Two years later, a revised training program and a stronger program of sales incentives had not completely solved the turnover problem; sales force turnover, at 20 percent, was still well above the industry average. Albert Thompson explained this situation to John Wesley by stating that “you can’t make a silk purse out of a sow’s ear,” that the first necessary step in reducing sales force turnover was to identify and recruit prospects with high potential for success. He had noticed that many successful salespeople seemed to have a strong internal drive for success. It was to identify such people that he had suggested using psychological testing. At this point, he sought the advice of an industrial psychologist, Dr. Claude Pfeiffer, who explained that personality types had been defined upon the basis of the needs of individuals to achieve. This need for achievement, or nAch as it was called by psychologists, results from the total environment of the individual from childhood and is essentially unchangeable in the adult. He suggested that Belton should be recruiting individuals with high need for achievement. High n-Ach persons are successful in endeavors that require hard work and perseverance; they feel rewarded solely through their own efforts. Achievement is a means to fulfill their own self-system of values. They, can be motivated by presenting challenges to them—each successfully met challenge tends to raise their own levels of aspiration. Such people are self-starters.
Only a small proportion of the population fall in this high n-Ach category. Psychologists can assess the degree of n-Ach with tests and interviews, but laypersons might find it more difficult to identify this personality trait in the selection process. Dr. Pfeiffer suggested that answers to the following questions would help to identify high n-Ach people. Do they use achievement words like success and accomplishment when talking about their work? Do they seem more concerned with results than with getting along with people? Do they have a track record of working independently? Are they moderate risk takers rather than impulsive reckless types? Do they seem to enjoy challenges or try to avoid them?
Dr. Pfeiffer recommended that Belton Industries concentrate its recruiting efforts on finding and hiring high n-Ach salespeople.

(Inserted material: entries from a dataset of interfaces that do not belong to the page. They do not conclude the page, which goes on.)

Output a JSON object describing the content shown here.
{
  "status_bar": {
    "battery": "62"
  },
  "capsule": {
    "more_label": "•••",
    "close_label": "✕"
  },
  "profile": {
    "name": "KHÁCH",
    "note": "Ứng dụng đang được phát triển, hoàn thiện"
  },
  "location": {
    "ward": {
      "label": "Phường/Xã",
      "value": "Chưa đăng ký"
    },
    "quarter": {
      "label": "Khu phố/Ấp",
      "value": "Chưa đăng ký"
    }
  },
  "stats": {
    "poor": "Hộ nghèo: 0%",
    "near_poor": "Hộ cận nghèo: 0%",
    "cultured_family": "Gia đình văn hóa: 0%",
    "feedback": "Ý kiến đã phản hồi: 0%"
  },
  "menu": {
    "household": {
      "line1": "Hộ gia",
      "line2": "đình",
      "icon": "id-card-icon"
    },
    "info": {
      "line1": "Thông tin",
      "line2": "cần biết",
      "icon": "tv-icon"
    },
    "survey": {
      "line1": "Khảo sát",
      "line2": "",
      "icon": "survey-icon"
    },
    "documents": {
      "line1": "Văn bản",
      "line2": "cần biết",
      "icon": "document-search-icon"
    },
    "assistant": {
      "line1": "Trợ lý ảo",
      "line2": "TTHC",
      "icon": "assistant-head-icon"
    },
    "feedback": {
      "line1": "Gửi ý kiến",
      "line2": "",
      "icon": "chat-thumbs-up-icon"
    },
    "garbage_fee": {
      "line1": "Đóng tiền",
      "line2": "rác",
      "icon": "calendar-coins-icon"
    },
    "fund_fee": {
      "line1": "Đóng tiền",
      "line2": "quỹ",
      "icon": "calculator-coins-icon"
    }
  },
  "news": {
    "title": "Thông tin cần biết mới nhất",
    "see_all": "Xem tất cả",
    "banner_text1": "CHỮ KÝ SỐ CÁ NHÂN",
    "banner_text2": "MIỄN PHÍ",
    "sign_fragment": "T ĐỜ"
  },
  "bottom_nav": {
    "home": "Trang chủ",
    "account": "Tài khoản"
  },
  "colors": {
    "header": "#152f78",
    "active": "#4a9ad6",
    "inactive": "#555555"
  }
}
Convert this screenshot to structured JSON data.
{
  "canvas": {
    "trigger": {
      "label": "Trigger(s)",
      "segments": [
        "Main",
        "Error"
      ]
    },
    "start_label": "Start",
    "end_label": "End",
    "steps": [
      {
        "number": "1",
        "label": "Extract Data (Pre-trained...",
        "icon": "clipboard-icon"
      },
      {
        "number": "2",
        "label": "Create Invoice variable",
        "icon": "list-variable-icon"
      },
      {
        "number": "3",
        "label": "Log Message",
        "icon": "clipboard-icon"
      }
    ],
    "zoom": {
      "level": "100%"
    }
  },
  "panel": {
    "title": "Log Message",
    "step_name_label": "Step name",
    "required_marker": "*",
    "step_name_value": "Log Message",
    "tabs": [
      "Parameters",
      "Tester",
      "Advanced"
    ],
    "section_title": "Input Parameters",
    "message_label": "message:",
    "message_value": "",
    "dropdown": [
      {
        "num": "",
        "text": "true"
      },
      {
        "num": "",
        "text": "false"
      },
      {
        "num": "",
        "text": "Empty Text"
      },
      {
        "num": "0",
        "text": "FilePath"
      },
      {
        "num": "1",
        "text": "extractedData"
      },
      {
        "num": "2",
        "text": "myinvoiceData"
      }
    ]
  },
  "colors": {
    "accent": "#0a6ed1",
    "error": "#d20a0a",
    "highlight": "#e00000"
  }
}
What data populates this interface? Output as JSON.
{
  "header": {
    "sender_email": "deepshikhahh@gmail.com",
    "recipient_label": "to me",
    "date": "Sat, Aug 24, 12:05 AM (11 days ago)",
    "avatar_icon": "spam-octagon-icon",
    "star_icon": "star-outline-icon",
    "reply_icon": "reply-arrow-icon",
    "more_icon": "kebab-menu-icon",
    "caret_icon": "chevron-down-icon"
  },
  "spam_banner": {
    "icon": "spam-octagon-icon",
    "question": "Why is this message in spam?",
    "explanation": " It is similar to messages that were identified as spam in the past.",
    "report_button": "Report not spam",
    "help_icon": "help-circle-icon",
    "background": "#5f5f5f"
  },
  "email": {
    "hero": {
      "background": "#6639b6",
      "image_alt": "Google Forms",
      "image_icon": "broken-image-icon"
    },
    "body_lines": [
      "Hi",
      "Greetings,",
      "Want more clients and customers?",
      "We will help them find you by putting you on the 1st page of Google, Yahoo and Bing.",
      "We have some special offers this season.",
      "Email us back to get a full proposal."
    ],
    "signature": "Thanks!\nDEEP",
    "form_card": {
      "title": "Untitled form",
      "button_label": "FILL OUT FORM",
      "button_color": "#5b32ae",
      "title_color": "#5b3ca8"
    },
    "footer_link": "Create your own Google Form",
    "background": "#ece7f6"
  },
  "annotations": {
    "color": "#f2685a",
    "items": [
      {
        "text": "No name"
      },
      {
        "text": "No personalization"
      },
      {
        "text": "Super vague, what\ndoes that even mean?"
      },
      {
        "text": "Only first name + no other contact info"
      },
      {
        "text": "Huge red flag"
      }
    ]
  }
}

However, Thompson had reservations about seeking out and using such people in his sales force.
Source: Richard R. Still, Edward W. Cundliff, Normal A. P Govoni, Sandeep Puri (2017), Sales and Distribution Management: Decisions, Strategies, and Cases, Pearson; Sixth edition.